Every year Windows 10 receives substantial upgrades, the next of which is expected to arrive in April.
Before all users are granted new updates, Microsoft tests out new functions in preview builds of the software.
The firm has a Windows Insider programme for fans that are eager to experience additions early.
Ahead of Windows 10’s expected April 2019 update, Microsoft has been releasing Insider Preview Builds that offer a glimpse into new features users can look forward to.
Early versions of the operating system suggest the next upgrade, dubbed 19H1, will introduce changes to the signature Start menu offered in the software.
Moreover, it is also expected a new programme called Windows Sandbox will also arrive.
Sandbox is an application specifically designed to run suspicious software in an isolated environment so the user’s computer is not adversely affected if malware is present for instance.
But now Microsoft has detailed changes are also coming to how Windows 10 manages user storage.
The firm has declared a “reserved storage” amount of 7GB will be implemented to ensure future updates can be installed in addition to applications and “critical OS functions”.
The new feature will mean an added 7GB of memory will be taken up by Windows 10 on user computers overall.
Explaining the change, Microsoft said: “Starting with the next major update we’re making a few changes to how Windows 10 manages disk space.
“Through reserved storage, some disk space will be set aside to be used by updates, apps, temporary files, and system caches.
“Our goal is to improve the day-to-day function of your PC by ensuring critical OS functions always have access to disk space.”
The American tech giant added the starting amount of space taken up will be 7GB, but admitted figures will vary depending on the usage case.
Microsoft went on: “In the next major release of Windows (19H1), we anticipate that reserved storage will start at about 7GB, however the amount of reserved space will vary over time based on how you use your device.
“For example, temporary files that consume general free space today on your device may consume space from reserved storage in the future.
“Additionally, over the last several releases we’ve reduced the size of Windows for most customers.
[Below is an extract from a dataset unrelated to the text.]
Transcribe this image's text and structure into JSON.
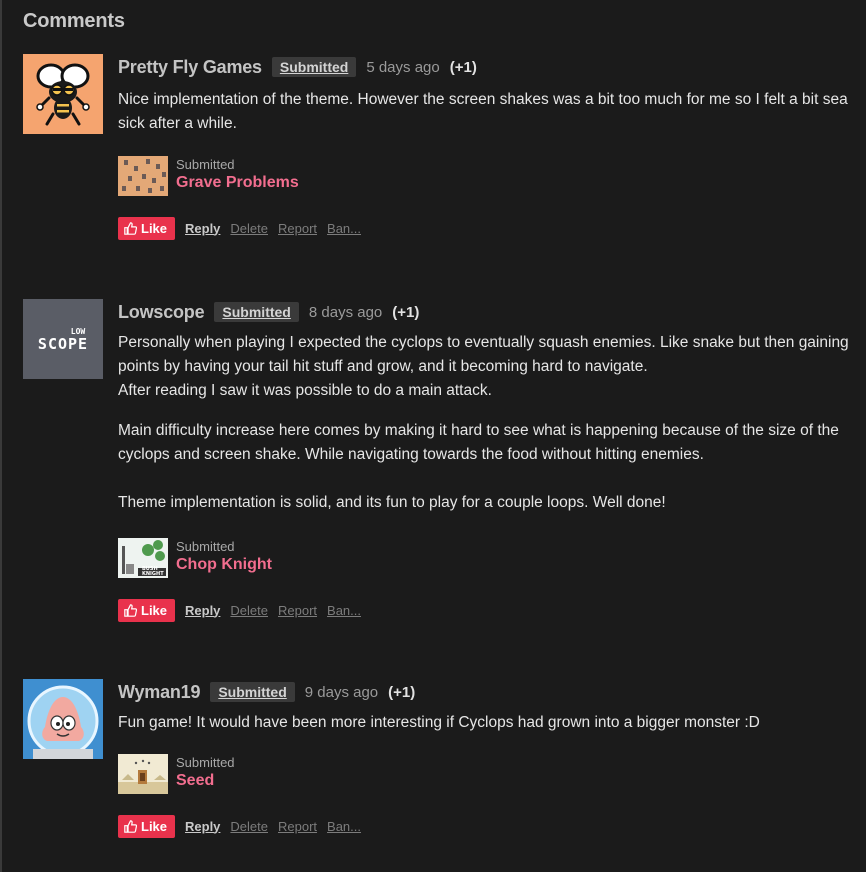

We may adjust the size of reserved storage in the future based on diagnostic data or feedback.”
The idea behind the new initiative is to make Windows 10 a smoother and more seamless experience for users overall, the tech firm added.
If users do see improved performance from the change, it will surely be a popular feature amongst the Windows faithful.
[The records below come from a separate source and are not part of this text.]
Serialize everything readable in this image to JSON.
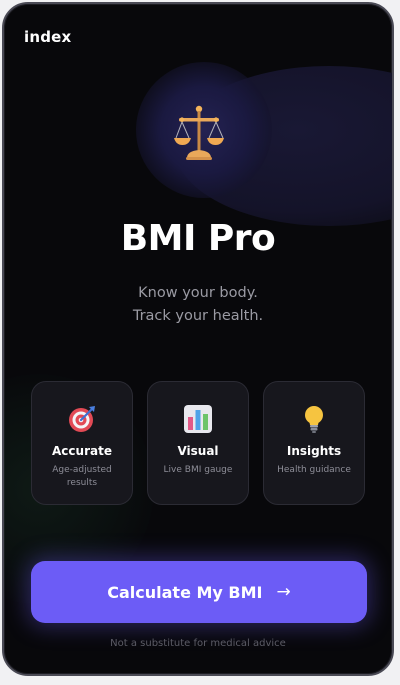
{
  "page": {
    "label": "index"
  },
  "hero": {
    "icon": "balance-scale-icon",
    "title": "BMI Pro",
    "tagline_line1": "Know your body.",
    "tagline_line2": "Track your health."
  },
  "features": [
    {
      "icon": "target-icon",
      "title": "Accurate",
      "description": "Age-adjusted results"
    },
    {
      "icon": "bar-chart-icon",
      "title": "Visual",
      "description": "Live BMI gauge"
    },
    {
      "icon": "lightbulb-icon",
      "title": "Insights",
      "description": "Health guidance"
    }
  ],
  "cta": {
    "label": "Calculate My BMI",
    "arrow": "→"
  },
  "footer": {
    "disclaimer": "Not a substitute for medical advice"
  },
  "colors": {
    "background": "#08080b",
    "card": "#17171d",
    "accent": "#6c5cf6",
    "text": "#ffffff",
    "muted": "#9a9aa3"
  }
}
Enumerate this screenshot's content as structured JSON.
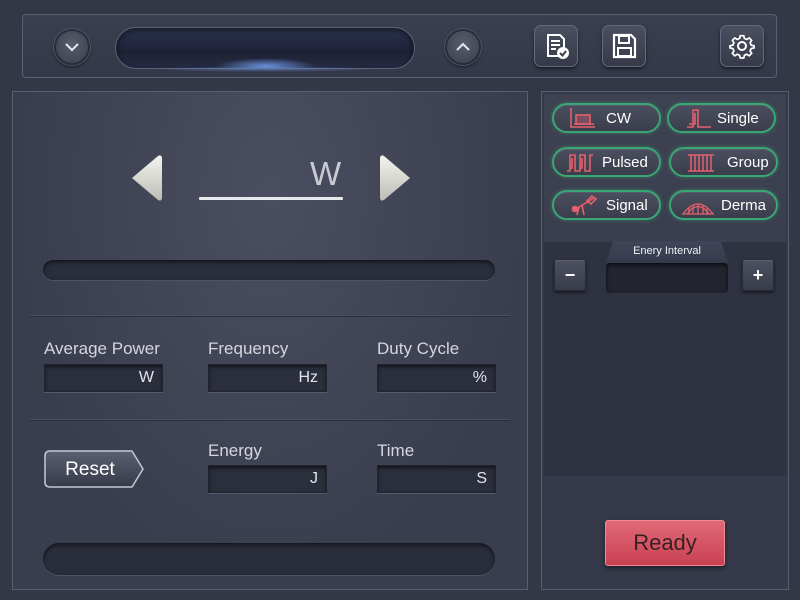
{
  "top": {
    "prev_icon": "chevron-down-icon",
    "next_icon": "chevron-up-icon",
    "record_icon": "report-check-icon",
    "save_icon": "floppy-disk-icon",
    "settings_icon": "gear-icon"
  },
  "power": {
    "unit": "W",
    "decrease_icon": "triangle-left-icon",
    "increase_icon": "triangle-right-icon"
  },
  "fields": {
    "average_power": {
      "label": "Average Power",
      "unit": "W"
    },
    "frequency": {
      "label": "Frequency",
      "unit": "Hz"
    },
    "duty_cycle": {
      "label": "Duty Cycle",
      "unit": "%"
    },
    "energy": {
      "label": "Energy",
      "unit": "J"
    },
    "time": {
      "label": "Time",
      "unit": "S"
    }
  },
  "reset_label": "Reset",
  "modes": [
    {
      "label": "CW",
      "icon": "cw-wave-icon"
    },
    {
      "label": "Single",
      "icon": "single-pulse-icon"
    },
    {
      "label": "Pulsed",
      "icon": "pulsed-wave-icon"
    },
    {
      "label": "Group",
      "icon": "group-pulse-icon"
    },
    {
      "label": "Signal",
      "icon": "signal-icon"
    },
    {
      "label": "Derma",
      "icon": "derma-icon"
    }
  ],
  "interval": {
    "label": "Enery Interval",
    "minus": "−",
    "plus": "+"
  },
  "ready_label": "Ready",
  "colors": {
    "accent_green": "#3aa575",
    "icon_red": "#e4606e",
    "ready_red": "#d45463"
  }
}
Microsoft went on: “Without reserved storage, if a user almost fills up her or his storage, several Windows and application scenarios become unreliable.
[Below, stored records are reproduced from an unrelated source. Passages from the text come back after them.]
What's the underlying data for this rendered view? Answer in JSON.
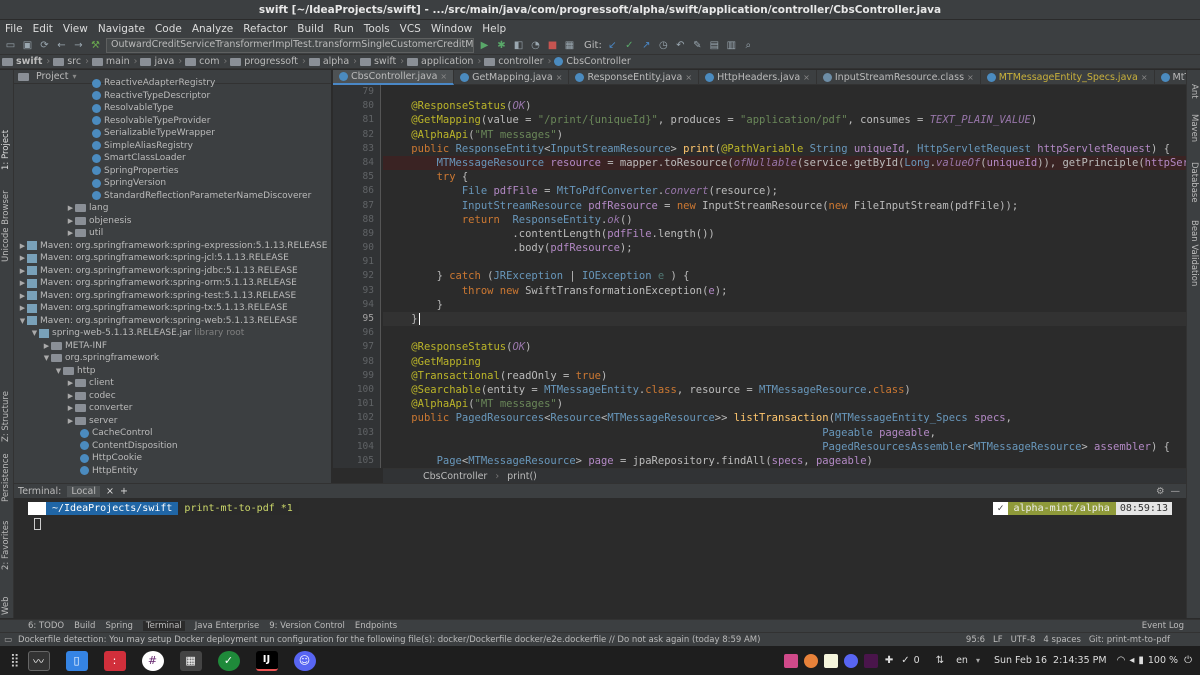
{
  "window": {
    "title": "swift [~/IdeaProjects/swift] - .../src/main/java/com/progressoft/alpha/swift/application/controller/CbsController.java"
  },
  "menu": [
    "File",
    "Edit",
    "View",
    "Navigate",
    "Code",
    "Analyze",
    "Refactor",
    "Build",
    "Run",
    "Tools",
    "VCS",
    "Window",
    "Help"
  ],
  "toolbar": {
    "run_config": "OutwardCreditServiceTransformerImplTest.transformSingleCustomerCreditMemberId",
    "git_label": "Git:"
  },
  "nav": [
    "swift",
    "src",
    "main",
    "java",
    "com",
    "progressoft",
    "alpha",
    "swift",
    "application",
    "controller",
    "CbsController"
  ],
  "side_left": [
    "1: Project",
    "Unicode Browser",
    "Z: Structure",
    "Persistence",
    "2: Favorites",
    "Web"
  ],
  "side_right": [
    "Ant",
    "Maven",
    "Database",
    "Bean Validation"
  ],
  "project": {
    "title": "Project",
    "items": [
      {
        "label": "ReactiveAdapterRegistry",
        "kind": "class",
        "indent": 5
      },
      {
        "label": "ReactiveTypeDescriptor",
        "kind": "class",
        "indent": 5
      },
      {
        "label": "ResolvableType",
        "kind": "class",
        "indent": 5
      },
      {
        "label": "ResolvableTypeProvider",
        "kind": "class",
        "indent": 5
      },
      {
        "label": "SerializableTypeWrapper",
        "kind": "class",
        "indent": 5
      },
      {
        "label": "SimpleAliasRegistry",
        "kind": "class",
        "indent": 5
      },
      {
        "label": "SmartClassLoader",
        "kind": "class",
        "indent": 5
      },
      {
        "label": "SpringProperties",
        "kind": "class",
        "indent": 5
      },
      {
        "label": "SpringVersion",
        "kind": "class",
        "indent": 5
      },
      {
        "label": "StandardReflectionParameterNameDiscoverer",
        "kind": "class",
        "indent": 5
      },
      {
        "label": "lang",
        "kind": "folder",
        "indent": 4,
        "arrow": "▶"
      },
      {
        "label": "objenesis",
        "kind": "folder",
        "indent": 4,
        "arrow": "▶"
      },
      {
        "label": "util",
        "kind": "folder",
        "indent": 4,
        "arrow": "▶"
      },
      {
        "label": "Maven: org.springframework:spring-expression:5.1.13.RELEASE",
        "kind": "lib",
        "indent": 0,
        "arrow": "▶"
      },
      {
        "label": "Maven: org.springframework:spring-jcl:5.1.13.RELEASE",
        "kind": "lib",
        "indent": 0,
        "arrow": "▶"
      },
      {
        "label": "Maven: org.springframework:spring-jdbc:5.1.13.RELEASE",
        "kind": "lib",
        "indent": 0,
        "arrow": "▶"
      },
      {
        "label": "Maven: org.springframework:spring-orm:5.1.13.RELEASE",
        "kind": "lib",
        "indent": 0,
        "arrow": "▶"
      },
      {
        "label": "Maven: org.springframework:spring-test:5.1.13.RELEASE",
        "kind": "lib",
        "indent": 0,
        "arrow": "▶"
      },
      {
        "label": "Maven: org.springframework:spring-tx:5.1.13.RELEASE",
        "kind": "lib",
        "indent": 0,
        "arrow": "▶"
      },
      {
        "label": "Maven: org.springframework:spring-web:5.1.13.RELEASE",
        "kind": "lib",
        "indent": 0,
        "arrow": "▼"
      },
      {
        "label": "spring-web-5.1.13.RELEASE.jar",
        "kind": "jar",
        "indent": 1,
        "arrow": "▼",
        "note": "library root"
      },
      {
        "label": "META-INF",
        "kind": "folder",
        "indent": 2,
        "arrow": "▶"
      },
      {
        "label": "org.springframework",
        "kind": "folder",
        "indent": 2,
        "arrow": "▼"
      },
      {
        "label": "http",
        "kind": "folder",
        "indent": 3,
        "arrow": "▼"
      },
      {
        "label": "client",
        "kind": "folder",
        "indent": 4,
        "arrow": "▶"
      },
      {
        "label": "codec",
        "kind": "folder",
        "indent": 4,
        "arrow": "▶"
      },
      {
        "label": "converter",
        "kind": "folder",
        "indent": 4,
        "arrow": "▶"
      },
      {
        "label": "server",
        "kind": "folder",
        "indent": 4,
        "arrow": "▶"
      },
      {
        "label": "CacheControl",
        "kind": "class",
        "indent": 4
      },
      {
        "label": "ContentDisposition",
        "kind": "class",
        "indent": 4
      },
      {
        "label": "HttpCookie",
        "kind": "class",
        "indent": 4
      },
      {
        "label": "HttpEntity",
        "kind": "class",
        "indent": 4
      }
    ]
  },
  "tabs": [
    {
      "label": "CbsController.java",
      "active": true
    },
    {
      "label": "GetMapping.java"
    },
    {
      "label": "ResponseEntity.java"
    },
    {
      "label": "HttpHeaders.java"
    },
    {
      "label": "InputStreamResource.class"
    },
    {
      "label": "MTMessageEntity_Specs.java",
      "color": "#c9b13b"
    },
    {
      "label": "MtToPdfConverter.java"
    }
  ],
  "editor": {
    "line_numbers": [
      "79",
      "80",
      "81",
      "82",
      "83",
      "84",
      "85",
      "86",
      "87",
      "88",
      "89",
      "90",
      "91",
      "92",
      "93",
      "94",
      "95",
      "96",
      "97",
      "98",
      "99",
      "100",
      "101",
      "102",
      "103",
      "104",
      "105"
    ],
    "breadcrumb": [
      "CbsController",
      "print()"
    ]
  },
  "terminal": {
    "title": "Terminal:",
    "tab": "Local",
    "path": "~/IdeaProjects/swift",
    "branch": "print-mt-to-pdf *1",
    "host": "alpha-mint/alpha",
    "time": "08:59:13"
  },
  "bottom_tabs": [
    "6: TODO",
    "Build",
    "Spring",
    "Terminal",
    "Java Enterprise",
    "9: Version Control",
    "Endpoints"
  ],
  "event_log": "Event Log",
  "status": {
    "message": "Dockerfile detection: You may setup Docker deployment run configuration for the following file(s): docker/Dockerfile docker/e2e.dockerfile // Do not ask again (today 8:59 AM)",
    "position": "95:6",
    "line_sep": "LF",
    "encoding": "UTF-8",
    "indent": "4 spaces",
    "git": "Git: print-mt-to-pdf"
  },
  "taskbar": {
    "notifications": "0",
    "lang": "en",
    "clock": "Sun Feb 16  2:14:35 PM",
    "battery": "100 %"
  }
}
“Windows and application scenarios may not work as expected if they need free space to function.”
The new reserved storage feature is currently available for Windows Insiders running build 18298.
For all other Windows 10 fans, the new feature is expected to debut in the next substantial update for the operating system set for an April release.
Daily Express :: Tech Feed